Go through each line of the records below and count those with the word "JSON". Give only the count.
---
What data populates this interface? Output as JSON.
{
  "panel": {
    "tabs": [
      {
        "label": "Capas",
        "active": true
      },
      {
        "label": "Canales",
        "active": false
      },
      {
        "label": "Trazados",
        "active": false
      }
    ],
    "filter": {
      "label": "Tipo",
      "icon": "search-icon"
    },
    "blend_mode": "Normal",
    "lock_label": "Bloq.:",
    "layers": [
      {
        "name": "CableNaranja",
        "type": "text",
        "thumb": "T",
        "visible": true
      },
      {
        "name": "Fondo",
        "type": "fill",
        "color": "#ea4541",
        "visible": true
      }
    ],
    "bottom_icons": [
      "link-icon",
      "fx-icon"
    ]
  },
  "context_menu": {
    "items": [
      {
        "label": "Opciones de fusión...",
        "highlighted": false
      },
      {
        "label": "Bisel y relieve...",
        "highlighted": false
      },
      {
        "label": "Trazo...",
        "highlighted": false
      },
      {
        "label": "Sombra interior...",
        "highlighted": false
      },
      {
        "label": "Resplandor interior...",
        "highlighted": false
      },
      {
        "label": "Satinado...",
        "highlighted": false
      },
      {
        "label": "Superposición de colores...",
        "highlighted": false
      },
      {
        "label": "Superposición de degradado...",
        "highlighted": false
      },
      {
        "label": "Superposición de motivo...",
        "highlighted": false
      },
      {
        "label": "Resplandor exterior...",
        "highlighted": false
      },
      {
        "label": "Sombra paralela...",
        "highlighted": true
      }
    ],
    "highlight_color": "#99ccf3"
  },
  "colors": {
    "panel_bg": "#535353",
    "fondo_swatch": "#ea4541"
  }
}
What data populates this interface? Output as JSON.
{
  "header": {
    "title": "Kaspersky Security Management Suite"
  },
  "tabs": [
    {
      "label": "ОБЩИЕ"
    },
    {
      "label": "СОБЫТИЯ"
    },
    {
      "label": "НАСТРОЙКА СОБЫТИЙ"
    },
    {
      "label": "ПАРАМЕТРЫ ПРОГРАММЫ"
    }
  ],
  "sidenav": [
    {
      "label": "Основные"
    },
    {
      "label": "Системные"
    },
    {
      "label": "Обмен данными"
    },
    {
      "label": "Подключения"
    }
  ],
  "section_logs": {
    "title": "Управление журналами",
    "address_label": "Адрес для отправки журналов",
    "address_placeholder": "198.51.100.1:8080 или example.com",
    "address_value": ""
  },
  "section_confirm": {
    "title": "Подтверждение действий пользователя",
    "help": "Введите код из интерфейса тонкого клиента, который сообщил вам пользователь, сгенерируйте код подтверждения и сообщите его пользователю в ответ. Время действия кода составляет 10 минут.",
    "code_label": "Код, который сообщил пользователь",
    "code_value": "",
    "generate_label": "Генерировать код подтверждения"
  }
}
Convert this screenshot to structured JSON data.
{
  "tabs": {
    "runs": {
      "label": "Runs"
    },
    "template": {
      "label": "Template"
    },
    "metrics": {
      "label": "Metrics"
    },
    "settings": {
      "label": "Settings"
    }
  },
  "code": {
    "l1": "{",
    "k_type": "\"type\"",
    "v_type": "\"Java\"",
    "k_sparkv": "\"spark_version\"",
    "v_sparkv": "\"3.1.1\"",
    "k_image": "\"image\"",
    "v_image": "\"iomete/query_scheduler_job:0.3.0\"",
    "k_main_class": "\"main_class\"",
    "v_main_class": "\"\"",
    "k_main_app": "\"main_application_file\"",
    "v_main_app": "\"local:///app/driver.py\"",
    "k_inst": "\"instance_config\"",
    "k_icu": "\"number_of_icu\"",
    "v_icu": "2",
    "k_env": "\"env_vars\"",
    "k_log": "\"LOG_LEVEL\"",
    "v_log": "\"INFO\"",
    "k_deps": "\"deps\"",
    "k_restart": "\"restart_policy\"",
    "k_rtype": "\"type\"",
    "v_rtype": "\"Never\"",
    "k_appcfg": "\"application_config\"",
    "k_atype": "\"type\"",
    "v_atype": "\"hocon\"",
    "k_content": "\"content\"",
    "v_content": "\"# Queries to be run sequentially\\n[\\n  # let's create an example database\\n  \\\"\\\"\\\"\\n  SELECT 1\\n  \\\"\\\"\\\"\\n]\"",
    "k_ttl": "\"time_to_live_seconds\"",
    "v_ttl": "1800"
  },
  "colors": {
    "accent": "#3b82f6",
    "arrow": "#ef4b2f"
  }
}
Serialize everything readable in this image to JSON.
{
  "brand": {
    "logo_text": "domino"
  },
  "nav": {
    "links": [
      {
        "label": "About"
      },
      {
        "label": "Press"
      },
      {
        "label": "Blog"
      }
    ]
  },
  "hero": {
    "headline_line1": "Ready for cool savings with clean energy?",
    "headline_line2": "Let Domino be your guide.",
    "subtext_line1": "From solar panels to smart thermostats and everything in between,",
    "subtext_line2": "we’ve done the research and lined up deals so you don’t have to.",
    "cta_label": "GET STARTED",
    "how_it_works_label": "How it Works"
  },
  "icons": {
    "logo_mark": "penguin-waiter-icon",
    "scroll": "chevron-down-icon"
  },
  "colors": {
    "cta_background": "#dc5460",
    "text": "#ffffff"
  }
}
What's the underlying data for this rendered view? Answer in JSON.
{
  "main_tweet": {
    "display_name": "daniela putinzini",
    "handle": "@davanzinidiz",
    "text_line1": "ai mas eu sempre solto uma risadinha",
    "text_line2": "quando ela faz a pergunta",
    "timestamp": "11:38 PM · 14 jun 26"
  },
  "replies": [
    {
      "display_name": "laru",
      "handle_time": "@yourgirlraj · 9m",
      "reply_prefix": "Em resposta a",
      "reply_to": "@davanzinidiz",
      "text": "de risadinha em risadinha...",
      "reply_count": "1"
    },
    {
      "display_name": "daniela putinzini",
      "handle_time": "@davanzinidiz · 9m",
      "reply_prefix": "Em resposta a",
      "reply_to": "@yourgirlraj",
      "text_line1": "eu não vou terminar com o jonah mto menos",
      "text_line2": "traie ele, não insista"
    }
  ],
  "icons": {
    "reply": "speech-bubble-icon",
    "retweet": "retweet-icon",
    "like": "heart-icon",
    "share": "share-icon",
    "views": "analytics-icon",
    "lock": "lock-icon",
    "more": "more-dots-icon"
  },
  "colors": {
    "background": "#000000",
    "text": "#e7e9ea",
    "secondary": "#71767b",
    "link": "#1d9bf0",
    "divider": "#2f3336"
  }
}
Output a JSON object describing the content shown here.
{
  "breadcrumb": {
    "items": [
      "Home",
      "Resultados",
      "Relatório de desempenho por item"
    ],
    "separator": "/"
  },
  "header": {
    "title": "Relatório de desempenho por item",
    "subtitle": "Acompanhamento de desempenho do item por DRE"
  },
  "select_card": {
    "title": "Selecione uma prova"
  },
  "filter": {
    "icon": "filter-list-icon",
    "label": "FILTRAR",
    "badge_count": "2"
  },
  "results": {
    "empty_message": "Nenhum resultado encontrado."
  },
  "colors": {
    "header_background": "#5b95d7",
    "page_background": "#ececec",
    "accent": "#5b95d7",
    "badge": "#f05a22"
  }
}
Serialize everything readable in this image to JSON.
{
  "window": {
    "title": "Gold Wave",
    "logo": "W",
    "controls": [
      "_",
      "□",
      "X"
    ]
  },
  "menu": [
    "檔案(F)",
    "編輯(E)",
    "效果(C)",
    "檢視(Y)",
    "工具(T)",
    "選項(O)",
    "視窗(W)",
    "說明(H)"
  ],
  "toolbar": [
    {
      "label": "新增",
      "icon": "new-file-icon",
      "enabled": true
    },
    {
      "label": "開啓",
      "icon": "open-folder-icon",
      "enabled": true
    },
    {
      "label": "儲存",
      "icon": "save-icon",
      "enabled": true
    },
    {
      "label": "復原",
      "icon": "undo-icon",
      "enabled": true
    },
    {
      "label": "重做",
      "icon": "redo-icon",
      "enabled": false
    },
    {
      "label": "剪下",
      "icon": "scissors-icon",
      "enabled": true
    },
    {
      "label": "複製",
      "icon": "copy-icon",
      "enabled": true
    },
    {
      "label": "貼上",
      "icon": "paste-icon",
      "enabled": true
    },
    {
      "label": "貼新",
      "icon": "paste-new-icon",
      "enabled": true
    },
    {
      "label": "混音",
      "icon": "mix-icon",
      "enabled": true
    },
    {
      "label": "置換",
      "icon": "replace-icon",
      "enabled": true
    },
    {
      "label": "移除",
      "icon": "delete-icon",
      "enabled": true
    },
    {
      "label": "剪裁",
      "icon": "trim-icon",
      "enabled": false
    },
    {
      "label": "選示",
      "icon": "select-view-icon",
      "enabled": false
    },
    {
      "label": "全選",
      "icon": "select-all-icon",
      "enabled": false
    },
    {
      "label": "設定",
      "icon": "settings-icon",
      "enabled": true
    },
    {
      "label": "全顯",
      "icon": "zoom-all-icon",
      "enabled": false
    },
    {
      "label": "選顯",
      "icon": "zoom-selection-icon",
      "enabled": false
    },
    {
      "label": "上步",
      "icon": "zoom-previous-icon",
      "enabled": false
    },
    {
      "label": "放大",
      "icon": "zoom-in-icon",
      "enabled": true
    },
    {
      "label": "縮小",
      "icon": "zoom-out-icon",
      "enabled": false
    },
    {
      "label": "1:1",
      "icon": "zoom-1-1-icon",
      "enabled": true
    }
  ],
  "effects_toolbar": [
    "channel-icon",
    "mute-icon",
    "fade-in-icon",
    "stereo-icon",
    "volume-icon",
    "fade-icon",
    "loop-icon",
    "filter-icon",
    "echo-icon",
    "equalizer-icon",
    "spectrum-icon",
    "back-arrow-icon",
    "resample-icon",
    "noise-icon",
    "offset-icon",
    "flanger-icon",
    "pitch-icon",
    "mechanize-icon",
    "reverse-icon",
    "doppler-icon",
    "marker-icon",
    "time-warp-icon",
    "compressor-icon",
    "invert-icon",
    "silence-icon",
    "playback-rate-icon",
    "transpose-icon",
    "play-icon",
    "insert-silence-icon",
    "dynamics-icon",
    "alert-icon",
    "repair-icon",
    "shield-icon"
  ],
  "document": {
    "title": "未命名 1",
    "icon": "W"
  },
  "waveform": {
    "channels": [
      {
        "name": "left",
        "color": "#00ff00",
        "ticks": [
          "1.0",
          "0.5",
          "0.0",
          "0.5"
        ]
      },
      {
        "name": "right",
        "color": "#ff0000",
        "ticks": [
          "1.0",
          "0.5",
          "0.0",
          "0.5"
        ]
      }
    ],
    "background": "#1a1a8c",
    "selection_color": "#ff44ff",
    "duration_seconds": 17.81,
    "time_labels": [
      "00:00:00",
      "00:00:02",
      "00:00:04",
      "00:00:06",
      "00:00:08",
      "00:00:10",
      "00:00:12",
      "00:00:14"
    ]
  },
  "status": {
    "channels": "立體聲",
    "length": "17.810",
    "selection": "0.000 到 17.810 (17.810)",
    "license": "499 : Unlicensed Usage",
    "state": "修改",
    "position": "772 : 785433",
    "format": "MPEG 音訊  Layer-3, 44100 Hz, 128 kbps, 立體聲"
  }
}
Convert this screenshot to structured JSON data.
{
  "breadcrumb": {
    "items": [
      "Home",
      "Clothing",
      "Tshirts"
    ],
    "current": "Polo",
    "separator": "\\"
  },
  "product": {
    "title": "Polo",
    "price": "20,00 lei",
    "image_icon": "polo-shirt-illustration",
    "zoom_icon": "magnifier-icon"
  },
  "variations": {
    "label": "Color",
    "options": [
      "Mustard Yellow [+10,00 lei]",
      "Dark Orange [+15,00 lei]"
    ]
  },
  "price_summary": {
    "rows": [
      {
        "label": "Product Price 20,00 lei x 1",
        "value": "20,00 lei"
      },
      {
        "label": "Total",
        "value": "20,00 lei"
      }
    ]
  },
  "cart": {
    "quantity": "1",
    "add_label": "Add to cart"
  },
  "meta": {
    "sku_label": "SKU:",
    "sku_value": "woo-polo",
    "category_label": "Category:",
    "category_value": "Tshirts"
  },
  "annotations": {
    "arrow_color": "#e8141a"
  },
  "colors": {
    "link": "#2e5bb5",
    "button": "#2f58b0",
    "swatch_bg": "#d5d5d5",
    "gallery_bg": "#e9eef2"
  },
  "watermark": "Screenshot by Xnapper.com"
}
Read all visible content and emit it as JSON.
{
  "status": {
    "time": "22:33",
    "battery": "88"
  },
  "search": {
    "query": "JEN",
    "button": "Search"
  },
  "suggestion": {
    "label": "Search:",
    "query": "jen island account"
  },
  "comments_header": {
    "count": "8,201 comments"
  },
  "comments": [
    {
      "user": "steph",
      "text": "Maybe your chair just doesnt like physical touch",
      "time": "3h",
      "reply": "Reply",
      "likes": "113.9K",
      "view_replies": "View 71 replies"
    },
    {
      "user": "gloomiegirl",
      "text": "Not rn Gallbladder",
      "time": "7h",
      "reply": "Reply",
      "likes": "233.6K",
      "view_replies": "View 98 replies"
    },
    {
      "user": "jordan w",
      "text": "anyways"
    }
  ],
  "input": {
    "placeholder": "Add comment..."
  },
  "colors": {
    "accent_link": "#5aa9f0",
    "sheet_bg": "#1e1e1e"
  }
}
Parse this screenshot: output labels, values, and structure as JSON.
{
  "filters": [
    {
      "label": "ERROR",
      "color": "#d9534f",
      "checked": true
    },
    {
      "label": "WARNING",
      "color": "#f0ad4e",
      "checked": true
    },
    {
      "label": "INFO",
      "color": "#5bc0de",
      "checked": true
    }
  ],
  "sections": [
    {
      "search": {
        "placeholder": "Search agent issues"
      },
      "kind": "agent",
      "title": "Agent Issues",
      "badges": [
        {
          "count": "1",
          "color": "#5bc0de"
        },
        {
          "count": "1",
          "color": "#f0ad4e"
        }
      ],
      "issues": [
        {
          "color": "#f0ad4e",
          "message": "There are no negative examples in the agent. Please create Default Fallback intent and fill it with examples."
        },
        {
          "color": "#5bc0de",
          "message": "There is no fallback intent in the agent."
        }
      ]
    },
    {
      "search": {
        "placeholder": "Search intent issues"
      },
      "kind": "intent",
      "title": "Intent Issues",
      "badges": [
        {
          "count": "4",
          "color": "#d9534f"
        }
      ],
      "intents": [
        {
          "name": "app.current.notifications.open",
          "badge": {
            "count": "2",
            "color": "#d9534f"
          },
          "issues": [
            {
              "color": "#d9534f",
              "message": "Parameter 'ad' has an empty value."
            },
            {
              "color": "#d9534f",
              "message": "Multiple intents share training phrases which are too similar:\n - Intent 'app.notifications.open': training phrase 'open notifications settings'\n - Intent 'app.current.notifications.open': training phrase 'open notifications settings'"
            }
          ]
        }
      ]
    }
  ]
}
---
_YOUR RESPONSE_
10